▶

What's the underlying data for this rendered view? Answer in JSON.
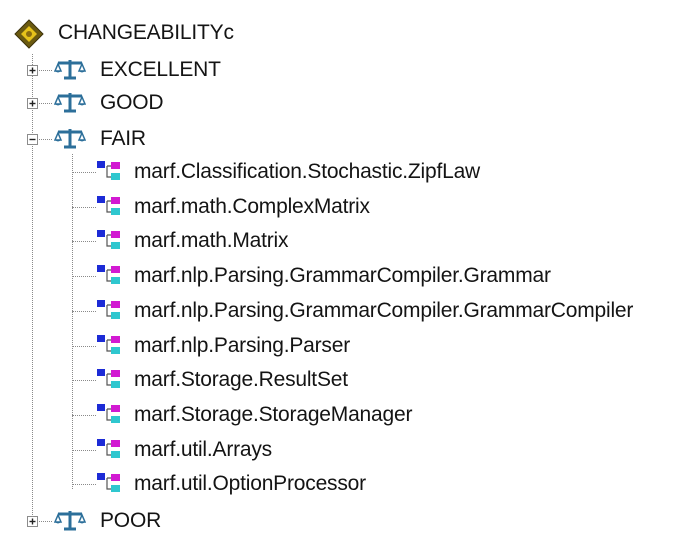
{
  "tree": {
    "root": {
      "label": "CHANGEABILITYc",
      "icon": "diamond-node-icon"
    },
    "categories": [
      {
        "label": "EXCELLENT",
        "expanded": false,
        "icon": "scales-icon"
      },
      {
        "label": "GOOD",
        "expanded": false,
        "icon": "scales-icon"
      },
      {
        "label": "FAIR",
        "expanded": true,
        "icon": "scales-icon",
        "children": [
          "marf.Classification.Stochastic.ZipfLaw",
          "marf.math.ComplexMatrix",
          "marf.math.Matrix",
          "marf.nlp.Parsing.GrammarCompiler.Grammar",
          "marf.nlp.Parsing.GrammarCompiler.GrammarCompiler",
          "marf.nlp.Parsing.Parser",
          "marf.Storage.ResultSet",
          "marf.Storage.StorageManager",
          "marf.util.Arrays",
          "marf.util.OptionProcessor"
        ]
      },
      {
        "label": "POOR",
        "expanded": false,
        "icon": "scales-icon"
      }
    ],
    "class_icon": "class-hierarchy-icon",
    "colors": {
      "root_diamond": "#6b5a10",
      "root_center": "#e6c21a",
      "scales": "#2c6f9a",
      "class_blue": "#1c2bd6",
      "class_magenta": "#d21ad2",
      "class_cyan": "#2fc7cf"
    }
  }
}
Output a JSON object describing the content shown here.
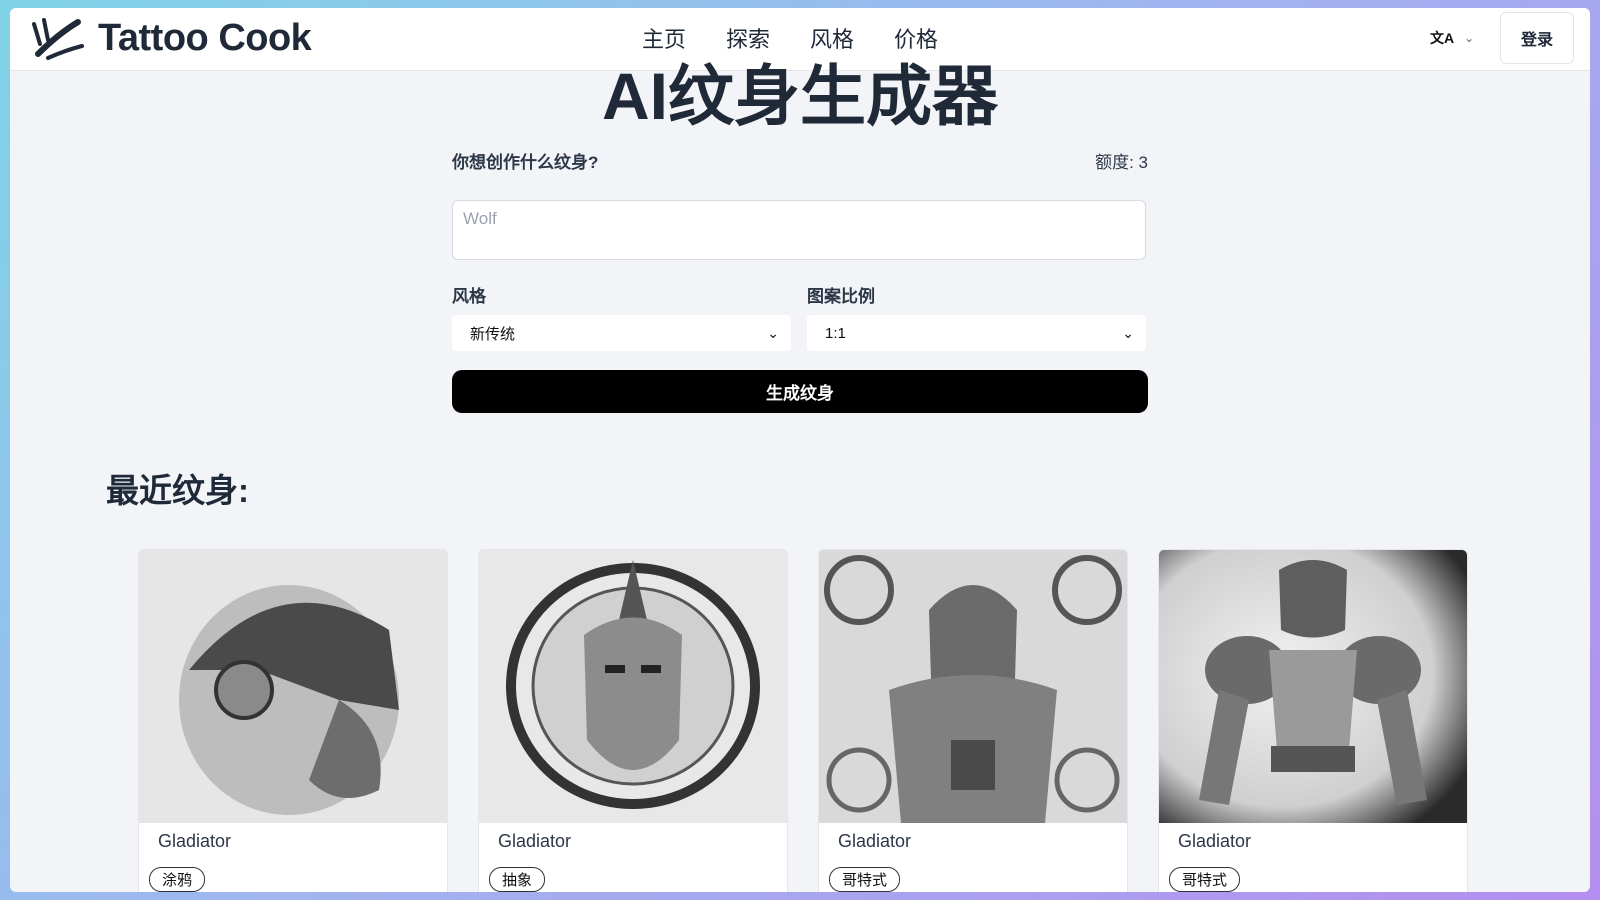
{
  "header": {
    "brand": "Tattoo Cook",
    "nav": [
      "主页",
      "探索",
      "风格",
      "价格"
    ],
    "lang_icon": "translate-icon",
    "login_label": "登录"
  },
  "main": {
    "title": "AI纹身生成器",
    "prompt_label": "你想创作什么纹身?",
    "credits": "额度: 3",
    "prompt_placeholder": "Wolf",
    "style_label": "风格",
    "style_value": "新传统",
    "ratio_label": "图案比例",
    "ratio_value": "1:1",
    "generate_label": "生成纹身"
  },
  "recent": {
    "title": "最近纹身:",
    "cards": [
      {
        "title": "Gladiator",
        "tag": "涂鸦",
        "image": "gladiator-helmet-profile-sketch"
      },
      {
        "title": "Gladiator",
        "tag": "抽象",
        "image": "gladiator-face-circular-emblem"
      },
      {
        "title": "Gladiator",
        "tag": "哥特式",
        "image": "gladiator-ornate-gothic-warrior"
      },
      {
        "title": "Gladiator",
        "tag": "哥特式",
        "image": "gladiator-armored-muscular-warrior"
      }
    ]
  }
}
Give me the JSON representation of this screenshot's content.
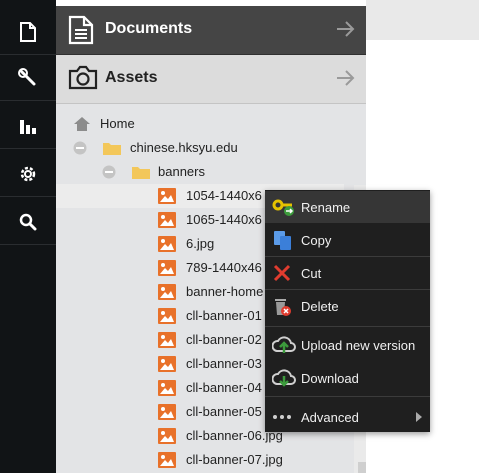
{
  "rail": {
    "items": [
      {
        "icon": "document-icon"
      },
      {
        "icon": "wrench-icon"
      },
      {
        "icon": "bar-chart-icon"
      },
      {
        "icon": "gear-icon"
      },
      {
        "icon": "search-icon"
      }
    ]
  },
  "panel": {
    "documents_label": "Documents",
    "assets_label": "Assets"
  },
  "tree": {
    "home": "Home",
    "site": "chinese.hksyu.edu",
    "folder": "banners",
    "files": [
      "1054-1440x6",
      "1065-1440x6",
      "6.jpg",
      "789-1440x46",
      "banner-home",
      "cll-banner-01",
      "cll-banner-02",
      "cll-banner-03",
      "cll-banner-04",
      "cll-banner-05",
      "cll-banner-06.jpg",
      "cll-banner-07.jpg"
    ]
  },
  "context_menu": {
    "rename": "Rename",
    "copy": "Copy",
    "cut": "Cut",
    "delete": "Delete",
    "upload": "Upload new version",
    "download": "Download",
    "advanced": "Advanced"
  },
  "colors": {
    "rail_bg": "#111416",
    "docs_header_bg": "#454545",
    "menu_bg": "#1f1f1f",
    "image_icon": "#e8712a",
    "folder_icon": "#f3c75a"
  }
}
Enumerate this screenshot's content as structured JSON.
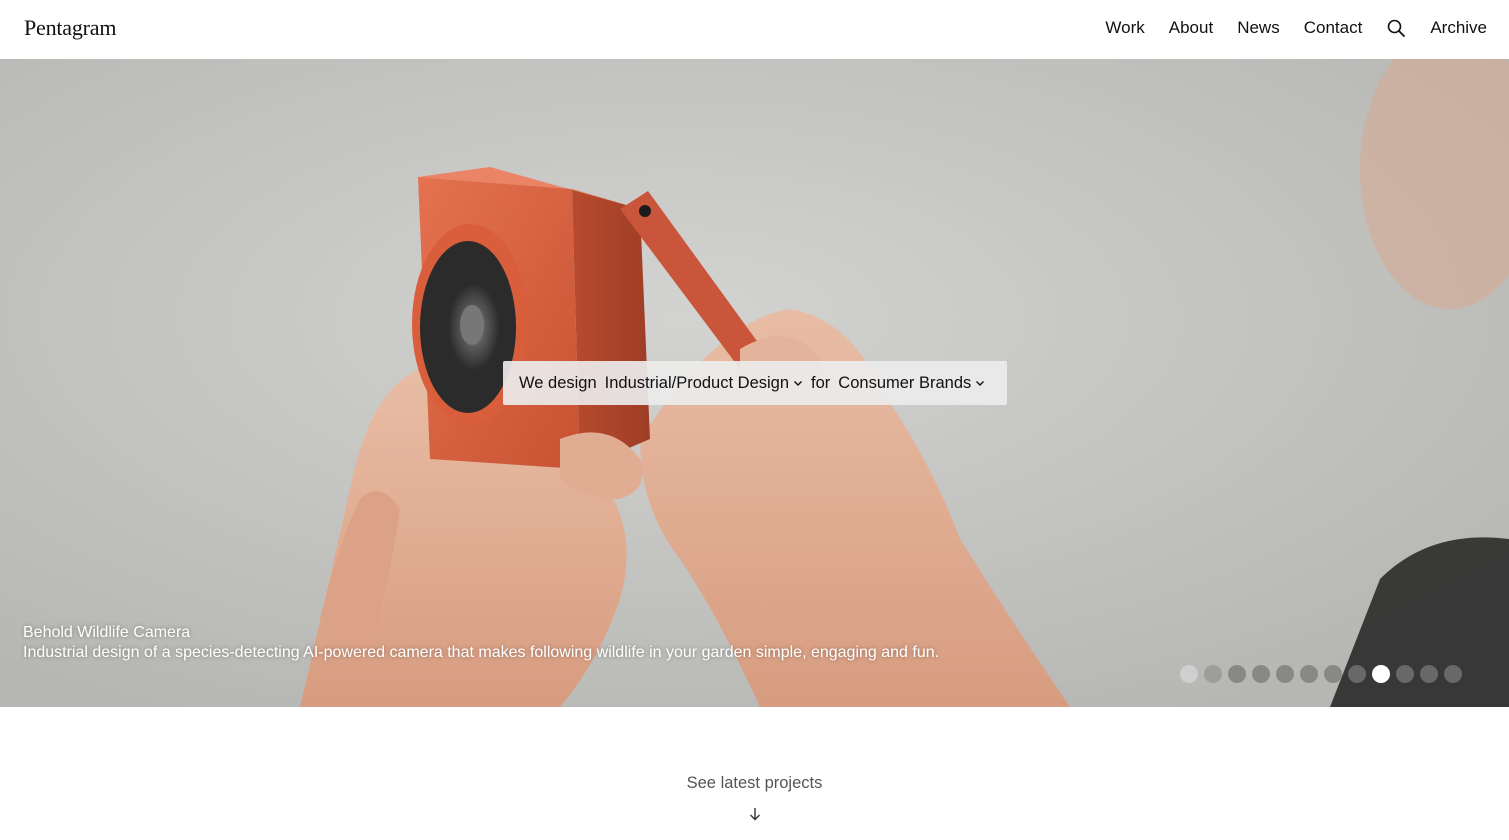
{
  "header": {
    "logo": "Pentagram",
    "nav": [
      {
        "label": "Work"
      },
      {
        "label": "About"
      },
      {
        "label": "News"
      },
      {
        "label": "Contact"
      }
    ],
    "search_icon": "search-icon",
    "archive": "Archive"
  },
  "hero": {
    "selector": {
      "prefix": "We design",
      "discipline": "Industrial/Product Design",
      "connector": "for",
      "sector": "Consumer Brands"
    },
    "caption": {
      "title": "Behold Wildlife Camera",
      "description": "Industrial design of a species-detecting AI-powered camera that makes following wildlife in your garden simple, engaging and fun."
    },
    "slides": {
      "count": 12,
      "active_index": 8
    }
  },
  "below": {
    "latest_label": "See latest projects",
    "arrow_icon": "arrow-down-icon"
  },
  "colors": {
    "camera_orange": "#d9643f",
    "lens_black": "#2a2a2a",
    "skin": "#e3b49b"
  }
}
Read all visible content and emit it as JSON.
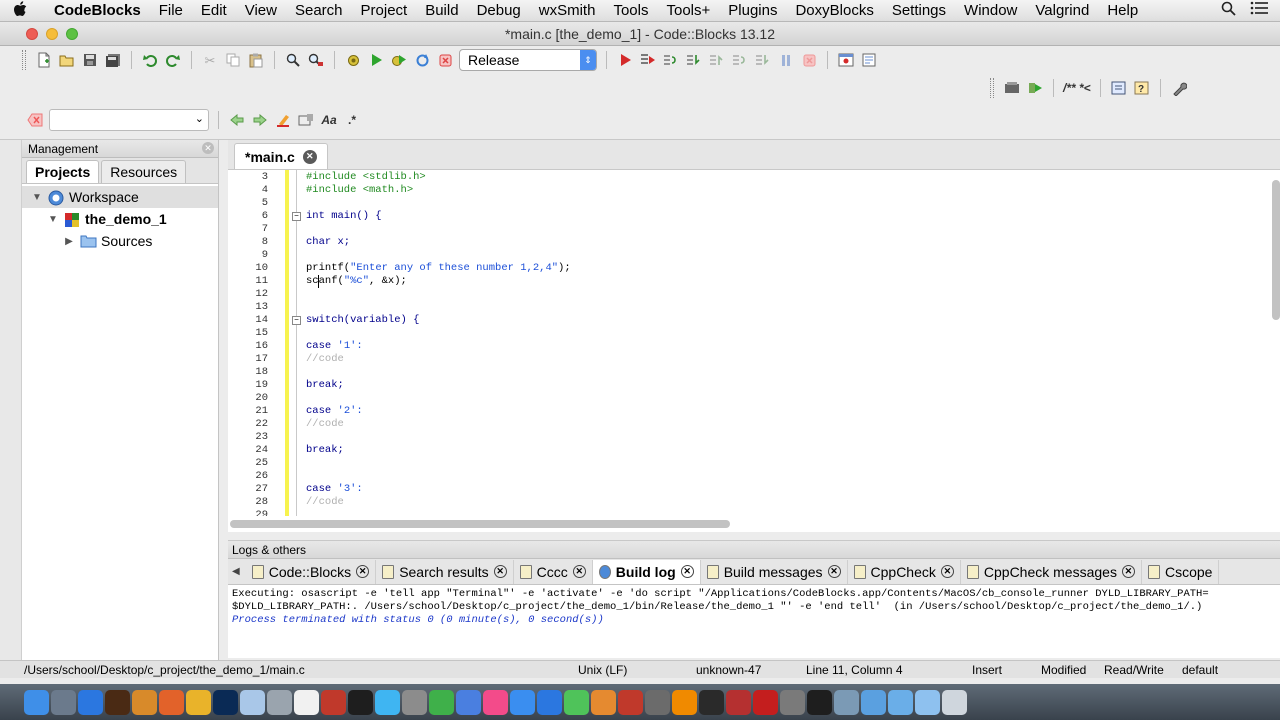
{
  "menubar": {
    "apple": "",
    "app_name": "CodeBlocks",
    "items": [
      "File",
      "Edit",
      "View",
      "Search",
      "Project",
      "Build",
      "Debug",
      "wxSmith",
      "Tools",
      "Tools+",
      "Plugins",
      "DoxyBlocks",
      "Settings",
      "Window",
      "Valgrind",
      "Help"
    ],
    "right_icons": [
      "search-icon",
      "list-icon"
    ]
  },
  "window": {
    "title": "*main.c [the_demo_1] - Code::Blocks 13.12",
    "traffic_lights": [
      "#ee5d55",
      "#f5bd3a",
      "#5dc143"
    ]
  },
  "toolbar": {
    "build_target": "Release",
    "search_text": "",
    "misc_label_doxy": "/** *<"
  },
  "management": {
    "title": "Management",
    "tabs": [
      "Projects",
      "Resources"
    ],
    "tree": {
      "workspace": "Workspace",
      "project": "the_demo_1",
      "folder": "Sources"
    }
  },
  "editor": {
    "tab_label": "*main.c",
    "lines": [
      {
        "n": "3",
        "text": "#include <stdlib.h>",
        "cls": "pp"
      },
      {
        "n": "4",
        "text": "#include <math.h>",
        "cls": "pp"
      },
      {
        "n": "5",
        "text": "",
        "cls": ""
      },
      {
        "n": "6",
        "text": "int main() {",
        "cls": "kw",
        "fold": true
      },
      {
        "n": "7",
        "text": "",
        "cls": ""
      },
      {
        "n": "8",
        "text": "char x;",
        "cls": "kw"
      },
      {
        "n": "9",
        "text": "",
        "cls": ""
      },
      {
        "n": "10",
        "text": "printf(\"Enter any of these number 1,2,4\");",
        "cls": "mix1"
      },
      {
        "n": "11",
        "text": "scanf(\"%c\", &x);",
        "cls": "mix2"
      },
      {
        "n": "12",
        "text": "",
        "cls": ""
      },
      {
        "n": "13",
        "text": "",
        "cls": ""
      },
      {
        "n": "14",
        "text": "switch(variable) {",
        "cls": "kw",
        "fold": true
      },
      {
        "n": "15",
        "text": "",
        "cls": ""
      },
      {
        "n": "16",
        "text": "case '1':",
        "cls": "case"
      },
      {
        "n": "17",
        "text": "//code",
        "cls": "cm"
      },
      {
        "n": "18",
        "text": "",
        "cls": ""
      },
      {
        "n": "19",
        "text": "break;",
        "cls": "kw"
      },
      {
        "n": "20",
        "text": "",
        "cls": ""
      },
      {
        "n": "21",
        "text": "case '2':",
        "cls": "case"
      },
      {
        "n": "22",
        "text": "//code",
        "cls": "cm"
      },
      {
        "n": "23",
        "text": "",
        "cls": ""
      },
      {
        "n": "24",
        "text": "break;",
        "cls": "kw"
      },
      {
        "n": "25",
        "text": "",
        "cls": ""
      },
      {
        "n": "26",
        "text": "",
        "cls": ""
      },
      {
        "n": "27",
        "text": "case '3':",
        "cls": "case"
      },
      {
        "n": "28",
        "text": "//code",
        "cls": "cm"
      },
      {
        "n": "29",
        "text": "",
        "cls": ""
      }
    ]
  },
  "logs": {
    "title": "Logs & others",
    "tabs": [
      {
        "label": "Code::Blocks",
        "active": false
      },
      {
        "label": "Search results",
        "active": false
      },
      {
        "label": "Cccc",
        "active": false
      },
      {
        "label": "Build log",
        "active": true
      },
      {
        "label": "Build messages",
        "active": false
      },
      {
        "label": "CppCheck",
        "active": false
      },
      {
        "label": "CppCheck messages",
        "active": false
      },
      {
        "label": "Cscope",
        "active": false
      }
    ],
    "lines": [
      "Executing: osascript -e 'tell app \"Terminal\"' -e 'activate' -e 'do script \"/Applications/CodeBlocks.app/Contents/MacOS/cb_console_runner DYLD_LIBRARY_PATH=",
      "$DYLD_LIBRARY_PATH:. /Users/school/Desktop/c_project/the_demo_1/bin/Release/the_demo_1 \"' -e 'end tell'  (in /Users/school/Desktop/c_project/the_demo_1/.)"
    ],
    "status_line": "Process terminated with status 0 (0 minute(s), 0 second(s))"
  },
  "statusbar": {
    "path": "/Users/school/Desktop/c_project/the_demo_1/main.c",
    "eol": "Unix (LF)",
    "encoding": "unknown-47",
    "position": "Line 11, Column 4",
    "mode": "Insert",
    "modified": "Modified",
    "rw": "Read/Write",
    "profile": "default"
  },
  "dock": {
    "apps": [
      "finder",
      "launchpad",
      "safari",
      "illustrator",
      "sublime",
      "firefox",
      "chrome",
      "photoshop",
      "preview",
      "help",
      "calendar",
      "photo-booth",
      "terminal",
      "messages",
      "system-preferences",
      "numbers",
      "keynote",
      "itunes",
      "app-store",
      "safari-2",
      "facetime",
      "books",
      "wps",
      "codeblocks",
      "vlc",
      "terminal-2",
      "filezilla",
      "acrobat",
      "vmware",
      "kindle",
      "ftp",
      "downloads",
      "documents",
      "folder",
      "trash"
    ]
  }
}
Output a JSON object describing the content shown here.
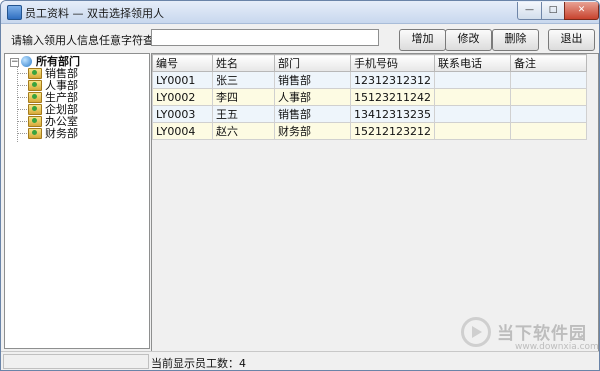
{
  "window": {
    "title": "员工资料 — 双击选择领用人",
    "minimize_glyph": "—",
    "maximize_glyph": "□",
    "close_glyph": "✕"
  },
  "toolbar": {
    "search_label": "请输入领用人信息任意字符查找",
    "search_value": "",
    "add_label": "增加",
    "edit_label": "修改",
    "delete_label": "删除",
    "exit_label": "退出"
  },
  "tree": {
    "toggle_glyph": "−",
    "root_label": "所有部门",
    "items": [
      {
        "label": "销售部"
      },
      {
        "label": "人事部"
      },
      {
        "label": "生产部"
      },
      {
        "label": "企划部"
      },
      {
        "label": "办公室"
      },
      {
        "label": "财务部"
      }
    ]
  },
  "grid": {
    "columns": [
      "编号",
      "姓名",
      "部门",
      "手机号码",
      "联系电话",
      "备注"
    ],
    "rows": [
      [
        "LY0001",
        "张三",
        "销售部",
        "12312312312",
        "",
        ""
      ],
      [
        "LY0002",
        "李四",
        "人事部",
        "15123211242",
        "",
        ""
      ],
      [
        "LY0003",
        "王五",
        "销售部",
        "13412313235",
        "",
        ""
      ],
      [
        "LY0004",
        "赵六",
        "财务部",
        "15212123212",
        "",
        ""
      ]
    ]
  },
  "status": {
    "text": "当前显示员工数：4"
  },
  "watermark": {
    "title": "当下软件园",
    "url": "www.downxia.com"
  },
  "colors": {
    "row_odd": "#eef5fb",
    "row_even": "#fdfbe3",
    "title_bar": "#c8d8ee",
    "close_button": "#c8432e"
  }
}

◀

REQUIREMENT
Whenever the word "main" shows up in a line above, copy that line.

ANSWER BOX
  "main": {
    "title": "*main.c [the_demo_1] - Code::Blocks 13.12",
    "tab_label": "*main.c",
        "text": "int main() {",
    "path": "/Users/school/Desktop/c_project/the_demo_1/main.c",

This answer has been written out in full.